╭─ RAW DATA

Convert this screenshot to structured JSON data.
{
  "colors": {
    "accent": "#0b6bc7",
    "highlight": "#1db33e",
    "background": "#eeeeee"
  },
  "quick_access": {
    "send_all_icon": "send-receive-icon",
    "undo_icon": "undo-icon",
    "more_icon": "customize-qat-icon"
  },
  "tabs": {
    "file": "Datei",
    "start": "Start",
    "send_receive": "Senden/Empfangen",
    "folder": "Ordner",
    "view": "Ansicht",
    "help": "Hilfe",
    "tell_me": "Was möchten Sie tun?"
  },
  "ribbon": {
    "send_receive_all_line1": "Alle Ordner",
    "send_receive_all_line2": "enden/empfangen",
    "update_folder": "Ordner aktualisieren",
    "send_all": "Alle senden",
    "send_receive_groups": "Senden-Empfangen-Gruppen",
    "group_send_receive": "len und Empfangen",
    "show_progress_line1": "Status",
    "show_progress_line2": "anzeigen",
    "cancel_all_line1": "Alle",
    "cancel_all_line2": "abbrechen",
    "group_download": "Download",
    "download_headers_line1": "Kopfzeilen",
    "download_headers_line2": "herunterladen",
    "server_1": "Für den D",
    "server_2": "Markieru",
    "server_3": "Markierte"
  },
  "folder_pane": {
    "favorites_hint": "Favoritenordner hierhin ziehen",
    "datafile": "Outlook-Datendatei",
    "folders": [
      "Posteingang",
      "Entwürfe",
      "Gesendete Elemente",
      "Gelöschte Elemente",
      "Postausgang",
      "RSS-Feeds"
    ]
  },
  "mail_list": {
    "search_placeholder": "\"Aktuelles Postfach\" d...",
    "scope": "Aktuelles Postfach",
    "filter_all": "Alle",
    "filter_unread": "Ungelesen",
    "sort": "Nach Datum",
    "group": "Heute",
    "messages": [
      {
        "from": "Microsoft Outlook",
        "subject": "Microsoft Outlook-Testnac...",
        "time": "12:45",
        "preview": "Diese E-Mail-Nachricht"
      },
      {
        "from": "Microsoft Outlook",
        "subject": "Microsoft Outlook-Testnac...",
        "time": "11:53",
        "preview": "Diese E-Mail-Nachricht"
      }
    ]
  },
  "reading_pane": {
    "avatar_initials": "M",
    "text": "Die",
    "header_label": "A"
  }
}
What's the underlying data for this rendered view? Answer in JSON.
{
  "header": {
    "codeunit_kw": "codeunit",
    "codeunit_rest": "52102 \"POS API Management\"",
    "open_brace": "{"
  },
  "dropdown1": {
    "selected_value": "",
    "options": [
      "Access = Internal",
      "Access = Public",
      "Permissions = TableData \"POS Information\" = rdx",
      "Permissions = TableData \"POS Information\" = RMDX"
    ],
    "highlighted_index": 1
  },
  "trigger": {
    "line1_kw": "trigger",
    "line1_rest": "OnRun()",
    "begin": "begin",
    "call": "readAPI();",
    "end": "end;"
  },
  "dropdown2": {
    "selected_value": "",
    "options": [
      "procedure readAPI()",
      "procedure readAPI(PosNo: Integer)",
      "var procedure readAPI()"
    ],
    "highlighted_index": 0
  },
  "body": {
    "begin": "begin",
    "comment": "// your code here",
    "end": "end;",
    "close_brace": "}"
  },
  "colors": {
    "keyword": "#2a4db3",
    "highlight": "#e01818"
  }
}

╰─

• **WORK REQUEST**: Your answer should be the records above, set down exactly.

• **RESULT FOR THIS TASK**:
Convert this screenshot to structured JSON data.
{
  "colors": {
    "accent": "#0b6bc7",
    "highlight": "#1db33e",
    "background": "#eeeeee"
  },
  "quick_access": {
    "send_all_icon": "send-receive-icon",
    "undo_icon": "undo-icon",
    "more_icon": "customize-qat-icon"
  },
  "tabs": {
    "file": "Datei",
    "start": "Start",
    "send_receive": "Senden/Empfangen",
    "folder": "Ordner",
    "view": "Ansicht",
    "help": "Hilfe",
    "tell_me": "Was möchten Sie tun?"
  },
  "ribbon": {
    "send_receive_all_line1": "Alle Ordner",
    "send_receive_all_line2": "enden/empfangen",
    "update_folder": "Ordner aktualisieren",
    "send_all": "Alle senden",
    "send_receive_groups": "Senden-Empfangen-Gruppen",
    "group_send_receive": "len und Empfangen",
    "show_progress_line1": "Status",
    "show_progress_line2": "anzeigen",
    "cancel_all_line1": "Alle",
    "cancel_all_line2": "abbrechen",
    "group_download": "Download",
    "download_headers_line1": "Kopfzeilen",
    "download_headers_line2": "herunterladen",
    "server_1": "Für den D",
    "server_2": "Markieru",
    "server_3": "Markierte"
  },
  "folder_pane": {
    "favorites_hint": "Favoritenordner hierhin ziehen",
    "datafile": "Outlook-Datendatei",
    "folders": [
      "Posteingang",
      "Entwürfe",
      "Gesendete Elemente",
      "Gelöschte Elemente",
      "Postausgang",
      "RSS-Feeds"
    ]
  },
  "mail_list": {
    "search_placeholder": "\"Aktuelles Postfach\" d...",
    "scope": "Aktuelles Postfach",
    "filter_all": "Alle",
    "filter_unread": "Ungelesen",
    "sort": "Nach Datum",
    "group": "Heute",
    "messages": [
      {
        "from": "Microsoft Outlook",
        "subject": "Microsoft Outlook-Testnac...",
        "time": "12:45",
        "preview": "Diese E-Mail-Nachricht"
      },
      {
        "from": "Microsoft Outlook",
        "subject": "Microsoft Outlook-Testnac...",
        "time": "11:53",
        "preview": "Diese E-Mail-Nachricht"
      }
    ]
  },
  "reading_pane": {
    "avatar_initials": "M",
    "text": "Die",
    "header_label": "A"
  }
}
What's the underlying data for this rendered view? Answer in JSON.
{
  "header": {
    "codeunit_kw": "codeunit",
    "codeunit_rest": "52102 \"POS API Management\"",
    "open_brace": "{"
  },
  "dropdown1": {
    "selected_value": "",
    "options": [
      "Access = Internal",
      "Access = Public",
      "Permissions = TableData \"POS Information\" = rdx",
      "Permissions = TableData \"POS Information\" = RMDX"
    ],
    "highlighted_index": 1
  },
  "trigger": {
    "line1_kw": "trigger",
    "line1_rest": "OnRun()",
    "begin": "begin",
    "call": "readAPI();",
    "end": "end;"
  },
  "dropdown2": {
    "selected_value": "",
    "options": [
      "procedure readAPI()",
      "procedure readAPI(PosNo: Integer)",
      "var procedure readAPI()"
    ],
    "highlighted_index": 0
  },
  "body": {
    "begin": "begin",
    "comment": "// your code here",
    "end": "end;",
    "close_brace": "}"
  },
  "colors": {
    "keyword": "#2a4db3",
    "highlight": "#e01818"
  }
}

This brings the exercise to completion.